Within the Participatory Futures project team, an impact ambassadors team has been created to explore these questions and reflect on the five GCRF funded projects. In a panel discussion, they shared their perspectives on, and experience of research impact and its multiple meanings across contexts.

Chair: Prof Nicol Keith, Director of Research Impact, Institute of Cancer Sciences, University of Glasgow
Co-Chair: Dr Mia Perry, Senior Lecturer, School of Education, University of Glasgow & SFA Co-Director

Panellists:
- Parmilia Yeshitella, International Livestock Research Institute, Ethiopia
- Joseph Watuleke, Makerere University, Uganda
- Dr Raihana Ferdous, School of Education, University of Glasgow, UK
- Dr Zoe Strachan, School of Critical Studies, University of Glasgow, UK
- Dr Jennika Virhia, Institute of Health and Wellbeing, University of Glasgow, UK

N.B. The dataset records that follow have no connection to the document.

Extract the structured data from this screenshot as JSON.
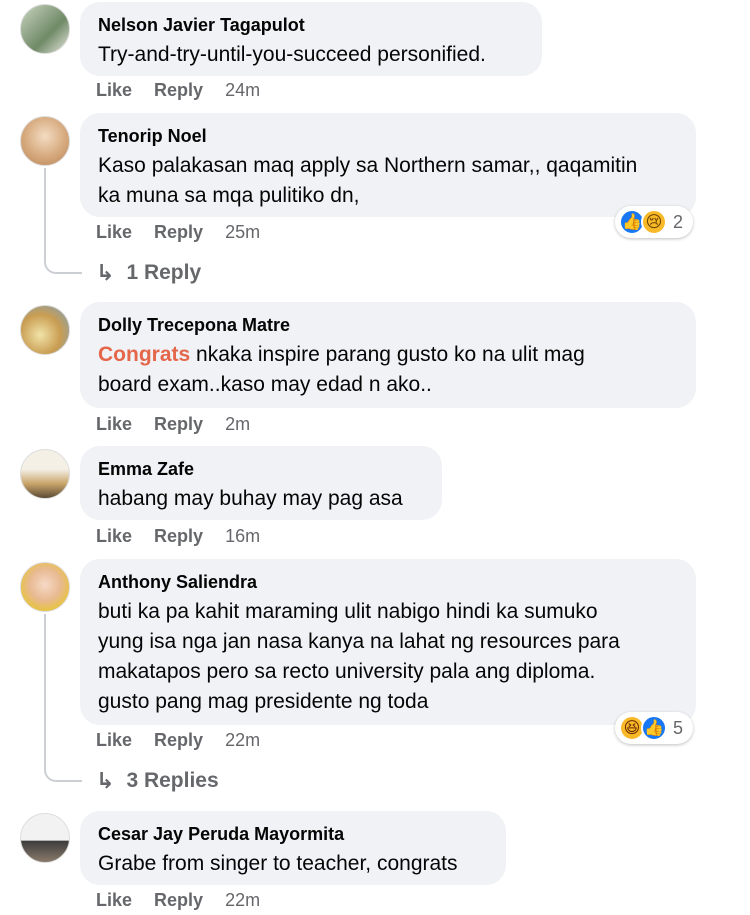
{
  "labels": {
    "like": "Like",
    "reply": "Reply"
  },
  "comments": [
    {
      "name": "Nelson Javier Tagapulot",
      "text": "Try-and-try-until-you-succeed personified.",
      "time": "24m"
    },
    {
      "name": "Tenorip Noel",
      "text": "Kaso palakasan maq apply sa Northern samar,, qaqamitin\nka muna sa mqa pulitiko dn,",
      "time": "25m",
      "reaction_count": "2",
      "replies": "1 Reply"
    },
    {
      "name": "Dolly Trecepona Matre",
      "highlight": "Congrats",
      "text": " nkaka inspire parang gusto ko na ulit mag\nboard exam..kaso may edad n ako..",
      "time": "2m"
    },
    {
      "name": "Emma Zafe",
      "text": "habang may buhay may pag asa",
      "time": "16m"
    },
    {
      "name": "Anthony Saliendra",
      "text": "buti ka pa kahit maraming ulit nabigo hindi ka sumuko\nyung isa nga jan nasa kanya na lahat ng resources para\nmakatapos pero sa recto university pala ang diploma.\ngusto pang mag presidente ng toda",
      "time": "22m",
      "reaction_count": "5",
      "replies": "3 Replies"
    },
    {
      "name": "Cesar Jay Peruda Mayormita",
      "text": "Grabe from singer to teacher, congrats",
      "time": "22m"
    }
  ],
  "colors": {
    "bubble": "#f0f2f5",
    "highlight": "#e4664b",
    "meta": "#65676b",
    "like": "#1877f2"
  },
  "icons": {
    "like": "like-reaction-icon",
    "sad": "sad-reaction-icon",
    "haha": "haha-reaction-icon",
    "reply_arrow": "reply-arrow-icon"
  }
}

51 attendees from various sectors (academia, third sector, policymakers). The audience, by the questions and comments raised during the event, encouraged the team to co-write the Critical Resource for Understanding Impact. Attendees also reported to have expanded their vision and understanding of research impact, thanks to this comprehensive discussion.
Year(s) Of Engagement Activity 2021
URL https://www.youtube.com/watch?v=eGHmdb4bTqU